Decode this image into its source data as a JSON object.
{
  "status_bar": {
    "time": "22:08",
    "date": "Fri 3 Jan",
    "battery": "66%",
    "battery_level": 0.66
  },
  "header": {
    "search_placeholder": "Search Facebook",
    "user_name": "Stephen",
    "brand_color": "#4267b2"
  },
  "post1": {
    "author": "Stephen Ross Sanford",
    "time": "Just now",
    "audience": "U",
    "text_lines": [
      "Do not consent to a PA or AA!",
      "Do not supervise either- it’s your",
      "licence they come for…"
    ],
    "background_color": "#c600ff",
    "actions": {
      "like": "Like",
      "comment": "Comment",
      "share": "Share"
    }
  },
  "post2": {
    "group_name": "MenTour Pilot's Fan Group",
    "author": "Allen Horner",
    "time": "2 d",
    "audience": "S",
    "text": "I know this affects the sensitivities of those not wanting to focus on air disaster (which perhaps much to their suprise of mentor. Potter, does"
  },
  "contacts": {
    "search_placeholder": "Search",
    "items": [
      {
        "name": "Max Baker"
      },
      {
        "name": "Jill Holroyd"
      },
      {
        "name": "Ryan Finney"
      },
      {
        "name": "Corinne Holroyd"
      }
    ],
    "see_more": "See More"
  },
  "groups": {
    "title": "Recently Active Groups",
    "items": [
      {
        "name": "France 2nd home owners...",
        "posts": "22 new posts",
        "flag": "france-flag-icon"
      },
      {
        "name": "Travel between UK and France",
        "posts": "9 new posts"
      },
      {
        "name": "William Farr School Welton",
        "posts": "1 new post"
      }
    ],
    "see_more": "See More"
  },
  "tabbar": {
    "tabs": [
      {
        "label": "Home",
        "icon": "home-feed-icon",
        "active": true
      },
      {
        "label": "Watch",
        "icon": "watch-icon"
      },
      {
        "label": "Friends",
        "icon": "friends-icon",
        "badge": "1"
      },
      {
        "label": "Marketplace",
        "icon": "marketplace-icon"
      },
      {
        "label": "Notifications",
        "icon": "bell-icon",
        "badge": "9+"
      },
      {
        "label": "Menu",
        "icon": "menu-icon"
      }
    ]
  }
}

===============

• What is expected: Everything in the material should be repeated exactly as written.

• Task solution:
Decode this image into its source data as a JSON object.
{
  "status_bar": {
    "time": "22:08",
    "date": "Fri 3 Jan",
    "battery": "66%",
    "battery_level": 0.66
  },
  "header": {
    "search_placeholder": "Search Facebook",
    "user_name": "Stephen",
    "brand_color": "#4267b2"
  },
  "post1": {
    "author": "Stephen Ross Sanford",
    "time": "Just now",
    "audience": "U",
    "text_lines": [
      "Do not consent to a PA or AA!",
      "Do not supervise either- it’s your",
      "licence they come for…"
    ],
    "background_color": "#c600ff",
    "actions": {
      "like": "Like",
      "comment": "Comment",
      "share": "Share"
    }
  },
  "post2": {
    "group_name": "MenTour Pilot's Fan Group",
    "author": "Allen Horner",
    "time": "2 d",
    "audience": "S",
    "text": "I know this affects the sensitivities of those not wanting to focus on air disaster (which perhaps much to their suprise of mentor. Potter, does"
  },
  "contacts": {
    "search_placeholder": "Search",
    "items": [
      {
        "name": "Max Baker"
      },
      {
        "name": "Jill Holroyd"
      },
      {
        "name": "Ryan Finney"
      },
      {
        "name": "Corinne Holroyd"
      }
    ],
    "see_more": "See More"
  },
  "groups": {
    "title": "Recently Active Groups",
    "items": [
      {
        "name": "France 2nd home owners...",
        "posts": "22 new posts",
        "flag": "france-flag-icon"
      },
      {
        "name": "Travel between UK and France",
        "posts": "9 new posts"
      },
      {
        "name": "William Farr School Welton",
        "posts": "1 new post"
      }
    ],
    "see_more": "See More"
  },
  "tabbar": {
    "tabs": [
      {
        "label": "Home",
        "icon": "home-feed-icon",
        "active": true
      },
      {
        "label": "Watch",
        "icon": "watch-icon"
      },
      {
        "label": "Friends",
        "icon": "friends-icon",
        "badge": "1"
      },
      {
        "label": "Marketplace",
        "icon": "marketplace-icon"
      },
      {
        "label": "Notifications",
        "icon": "bell-icon",
        "badge": "9+"
      },
      {
        "label": "Menu",
        "icon": "menu-icon"
      }
    ]
  }
}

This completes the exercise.